The Israel Project’s attempts to co-opt progressive sensibilities in the service of Israel, even though its own policies are on the hard right, fit into a wider Israeli strategy, which seeks to divide the left and weaken Palestine solidarity.
Run by Josh Block, a former Clinton administration official and former senior strategist at the Israel lobby powerhouse AIPAC, one of The Israel Project’s top goals was to scupper the international nuclear deal with Iran.
The Israel Project’s covert Facebook campaign is manipulative on its face, but is even more cynical given that its mastermind is Gary Rosen.
For years Rosen ran a virulently homophobic and Islamophobic Twitter account called @ArikSharon – the nickname of the late Israeli prime minister Ariel Sharon, who was responsible for Israel’s 1982 invasion of Lebanon and the massacres at the Palestinian refugee camps of Sabra and Shatila that same year.
In transcripts of a recording made by Al Jazeera’s undercover reporter seen by The Electronic Intifada, Rosen acknowledges operating @ArikSharon as a “secret account.”
Rosen was employed at the global advertising firm Saatchi & Saatchi, but in November 2013 joined The Israel Project, where he is responsible for digital strategy.
Rosen deleted many of the most offensive tweets from the @ArikSharon Twitter feed after he was exposed in 2013 by one of the authors of this article as the person running the account.
But while operating covert Facebook pages attempting to normalize support for Israel among progressive audiences, Rosen continues to use the @ArikSharon Twitter account to spread right-wing, pro-Israel messaging.
Anonymous ads exposed
This is not the only covert effort by the Israel lobby to use Facebook to achieve its goals.
A joint report by The Forward and ProPublica reveals that the Israel on Campus Coalition ran anonymous Facebook ads smearing Remi Kanazi, a Palestinian American poet, in advance of his appearances on US campuses.
The Electronic Intifada was the first to report the Al Jazeera film’s revelations about how the Israel on Campus Coalition’s efforts to smear and harass Palestine solidarity activists are covertly coordinated with the Israeli government.
A Facebook spokesperson told The Forward and ProPublica that the Israel on Campus Coalition ads targeting Kanazi “violate our policies against misrepresentation and they have been removed.”
In 2012, The Electronic Intifada exposed a scheme by Israel’s government-backed national student union to pay students to spread pro-Israel propaganda on Facebook. However the current covert effort run by The Israel Project appears to be far more sophisticated.
Since the 2016 US presidential election, Facebook has been accused of allowing its platform to be used for manipulative Russian-sponsored propaganda aimed at influencing politics and public opinion.
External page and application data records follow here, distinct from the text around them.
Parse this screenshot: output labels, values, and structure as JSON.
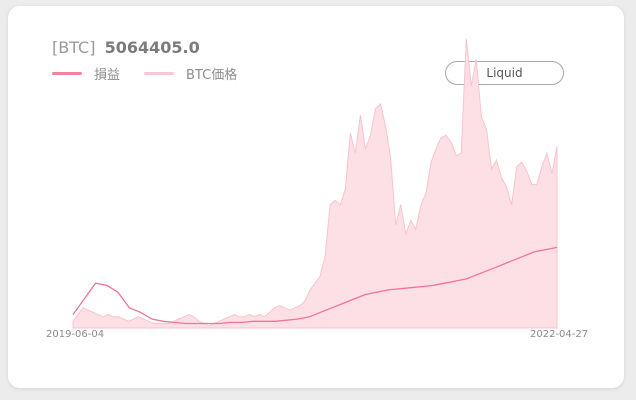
{
  "header": {
    "prefix": "[BTC]",
    "value": "5064405.0"
  },
  "legend": {
    "items": [
      {
        "label": "損益",
        "color": "#f0839e"
      },
      {
        "label": "BTC価格",
        "color": "#f8c7d2"
      }
    ]
  },
  "toolbar": {
    "liquid_label": "Liquid"
  },
  "colors": {
    "pnl_line": "#f27396",
    "price_fill": "#fde0e6",
    "price_stroke": "#f8c3cf"
  },
  "chart_data": {
    "type": "area",
    "x_start_label": "2019-06-04",
    "x_end_label": "2022-04-27",
    "y_axis_visible": false,
    "grid": false,
    "series": [
      {
        "name": "BTC価格",
        "style": "area",
        "values": [
          0.03,
          0.06,
          0.09,
          0.08,
          0.07,
          0.06,
          0.05,
          0.06,
          0.05,
          0.05,
          0.04,
          0.03,
          0.04,
          0.05,
          0.04,
          0.03,
          0.02,
          0.02,
          0.02,
          0.02,
          0.03,
          0.04,
          0.05,
          0.06,
          0.05,
          0.03,
          0.02,
          0.01,
          0.02,
          0.03,
          0.04,
          0.05,
          0.06,
          0.05,
          0.05,
          0.06,
          0.05,
          0.06,
          0.05,
          0.07,
          0.09,
          0.1,
          0.09,
          0.08,
          0.09,
          0.1,
          0.12,
          0.17,
          0.2,
          0.23,
          0.32,
          0.55,
          0.57,
          0.55,
          0.62,
          0.87,
          0.78,
          0.95,
          0.8,
          0.86,
          0.98,
          1.0,
          0.9,
          0.76,
          0.46,
          0.55,
          0.42,
          0.48,
          0.44,
          0.55,
          0.6,
          0.74,
          0.8,
          0.85,
          0.86,
          0.83,
          0.77,
          0.78,
          1.29,
          1.08,
          1.2,
          0.94,
          0.89,
          0.71,
          0.75,
          0.67,
          0.63,
          0.55,
          0.72,
          0.74,
          0.7,
          0.64,
          0.64,
          0.72,
          0.78,
          0.69,
          0.81
        ]
      },
      {
        "name": "損益",
        "style": "line",
        "values": [
          0.06,
          0.13,
          0.2,
          0.19,
          0.16,
          0.09,
          0.07,
          0.04,
          0.03,
          0.025,
          0.02,
          0.02,
          0.02,
          0.02,
          0.025,
          0.025,
          0.03,
          0.03,
          0.03,
          0.035,
          0.04,
          0.05,
          0.07,
          0.09,
          0.11,
          0.13,
          0.15,
          0.16,
          0.17,
          0.175,
          0.18,
          0.185,
          0.19,
          0.2,
          0.21,
          0.22,
          0.24,
          0.26,
          0.28,
          0.3,
          0.32,
          0.34,
          0.35,
          0.36
        ]
      }
    ]
  }
}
Despite the hype, these allegations have been grossly overblown or unsubstantiated.
The Atlantic Council is a Washington think tank that has been funded by NATO, the US military, the brutally repressive governments of Saudi Arabia, the United Arab Emirates and Bahrain, European Union governments, and a who’s who of investment firms, oil companies, arms makers and other war profiteers.
As the apparent result of this partnership, a number of completely innocuous social media accounts with few or no followers were recently taken down.
Now with solid evidence of The Israel Project’s well-resourced and extensive influence campaign on Facebook, it remains to be seen if the social media giant will act to ensure that unwitting users are aware that what they are being exposed to is propaganda designed to boost and whitewash the Israeli state.
In response to a request for comment, a Facebook spokesperson told The Electronic Intifada the company would look into the matter.